Can you imagine how many people met over coffee to discuss problems and brainstorm on possible solutions? Likewise, PCBI believes that the coffee industry should focus on collaboration instead of competition.
Here’s a look at what PCBI has done and will be doing for peace and progress in the ASEAN region:
ASEAN COMMUNITY FORUM
One of these collaborations happened in Singapore on August 23-24, 2017, in time for the celebration of ASEAN’s 50th year. PCBI was invited by the ASEAN Foundation to be one of the four civil society organisations in the country which took part in the 2nd S Rajaratnam Endowment-ASEAN Community Forum.
Executive Director Elaine Tan welcomed the 42 participants from the 10 member states and encouraged them to make the ASEAN Community Blueprint 2025 more relevant and responsive to improve the lives of ASEAN citizens, specifically in sustainable development, environment protection, and disaster management.
The two-day workshop gave the participants a profound understanding of what it is like to “think, feel, and be ASEAN” and the importance of unity to achieve sustainable development. In-depth conversations delved on challenges, best practices, and other opportunities for growth. PCBI shared its advocacy and learned from the experience of fellow civil society organisations in the region.

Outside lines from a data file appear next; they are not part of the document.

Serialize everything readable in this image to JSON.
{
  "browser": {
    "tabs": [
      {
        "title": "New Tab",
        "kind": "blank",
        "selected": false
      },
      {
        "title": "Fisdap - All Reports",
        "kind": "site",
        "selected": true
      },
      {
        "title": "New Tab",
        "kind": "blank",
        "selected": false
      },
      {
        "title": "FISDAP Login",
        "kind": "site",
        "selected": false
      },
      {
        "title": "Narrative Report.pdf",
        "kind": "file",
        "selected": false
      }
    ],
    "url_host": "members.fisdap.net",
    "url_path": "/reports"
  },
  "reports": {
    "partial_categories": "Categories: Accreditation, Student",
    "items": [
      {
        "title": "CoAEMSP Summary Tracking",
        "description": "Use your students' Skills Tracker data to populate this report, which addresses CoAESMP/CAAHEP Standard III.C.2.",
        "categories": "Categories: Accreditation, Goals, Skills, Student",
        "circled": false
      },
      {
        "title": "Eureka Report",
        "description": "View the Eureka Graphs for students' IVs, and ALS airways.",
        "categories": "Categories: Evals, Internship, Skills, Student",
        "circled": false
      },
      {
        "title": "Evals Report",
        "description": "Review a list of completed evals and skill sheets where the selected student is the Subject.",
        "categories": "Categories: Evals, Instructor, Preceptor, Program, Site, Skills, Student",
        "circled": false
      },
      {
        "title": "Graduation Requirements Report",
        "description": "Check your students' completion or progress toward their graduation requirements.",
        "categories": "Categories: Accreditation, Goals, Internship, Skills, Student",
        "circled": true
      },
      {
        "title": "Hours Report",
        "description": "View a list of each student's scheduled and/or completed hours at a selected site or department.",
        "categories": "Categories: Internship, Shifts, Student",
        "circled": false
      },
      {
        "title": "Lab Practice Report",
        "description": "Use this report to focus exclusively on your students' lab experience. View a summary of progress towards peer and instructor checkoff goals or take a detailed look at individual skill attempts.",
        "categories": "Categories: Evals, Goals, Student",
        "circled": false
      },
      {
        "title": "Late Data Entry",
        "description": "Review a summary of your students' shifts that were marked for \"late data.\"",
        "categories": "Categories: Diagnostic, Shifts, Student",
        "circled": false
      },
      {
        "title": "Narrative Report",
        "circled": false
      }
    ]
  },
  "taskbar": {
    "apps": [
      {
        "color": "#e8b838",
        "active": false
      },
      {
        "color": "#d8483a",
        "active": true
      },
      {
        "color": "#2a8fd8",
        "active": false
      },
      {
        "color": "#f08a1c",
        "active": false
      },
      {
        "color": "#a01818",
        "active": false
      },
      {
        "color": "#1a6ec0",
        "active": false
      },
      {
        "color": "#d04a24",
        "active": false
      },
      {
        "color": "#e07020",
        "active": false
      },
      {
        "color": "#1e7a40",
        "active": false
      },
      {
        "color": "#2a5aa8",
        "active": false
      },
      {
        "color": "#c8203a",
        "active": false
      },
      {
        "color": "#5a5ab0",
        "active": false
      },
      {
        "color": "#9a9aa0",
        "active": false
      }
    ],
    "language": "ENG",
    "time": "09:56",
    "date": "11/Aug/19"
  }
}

At the end of the workshop, ASEAN Secretariat’s Assistant Director and Head of Culture and Information Division Jonathan Tan lauded the efforts on sustainability by the participants in their respective countries.
A TASTE OF INDONESIA
A Green Bean and Blended Coffee Festival was held at Shangri-La Makati Hotel on November 21, 2017. The event was a joint partnership between PCBI and the Embassy of the Republic of Indonesia in the Philippines.
Ambassador Johnny Lumintang gave the welcome address, followed by PCBI President and Co-Chair Pacita Juan. Directors of PCBI were also present. Over cups of coffee, they engaged in meaningful discussions with café owners, F&B managers, instructors, roasters, cuppers, and other key players.
Indonesian coffee origins include Toraja, Bali Kintamani, Java, and Sumatra, while coffees from the Philippines highlighted Benguet, Matutum, and Sulu. Both Filipino and Indonesian attendees had fun learning more about each country’s coffee over piping hot brews.
ASEAN COFFEE CORNER
To increase the sustainability of coffee cooperatives and to improve livelihood of coffee farmers, the ASEAN Foundation’s ASEAN Foundation’s ASEAN Farmers’ Organisation Support Programme (AFOSP) forges connections not only among coffee cooperatives but also the private and public sectors in the ASEAN coffee industry.
PCBI worked with AFOSP Program Manager Yacinta Esti and her team to promote the ASEAN Coffee Corner, a side event of the 7th ASEAN Cooperative Business Forum held on January 16, 2018 at the Pan Pacific Hotel in Manila. It offered an opportunity for governments and cooperatives to have a better understanding of their coffees’ quality, so they can be part of its improvement in the coffee value chain. There was also a discussion to strengthen the cross-border trade for coffee in the ASEAN region, involving not only the producers but also the buyers.
The succeeding months will be a busy time, beginning with ASEAN Coffee Symposium (ACS) on March 23, 2018 at the Marina Bay Sands in Singapore. Organised by the ASEAN Coffee Federation (ACF), the ACS will be held in conjunction with the Café Asia 2018 and the International Coffee & Tea Expo 2018. With the theme “ASEAN: The New Frontier for Coffee,” Juan will share the essence of the ASEAN Women in Coffee. Right after the insightful sharing, a panel led by the ACF leaders will further boost the thought-provoking discussion.
Another interesting activity to look forward to will be ACF’s third board meeting at the THAIFEX – World of Food Asia 2018 on May in Bangkok, Thailand.
COLLABORATION, NOT COMPETITION
PCBI is happy to be part of all these fruitful partnerships. Coffee, after all, should continue to be a unifying beverage for Southeast Asians, and not just be a drink to satisfy our craving for caffeine. It is a way to help the environment as we plant more trees for future generations. It is also a way of preserving centuries-old traditions, embedded in our coffee culture. There can and should be unity in the diversity of our coffees.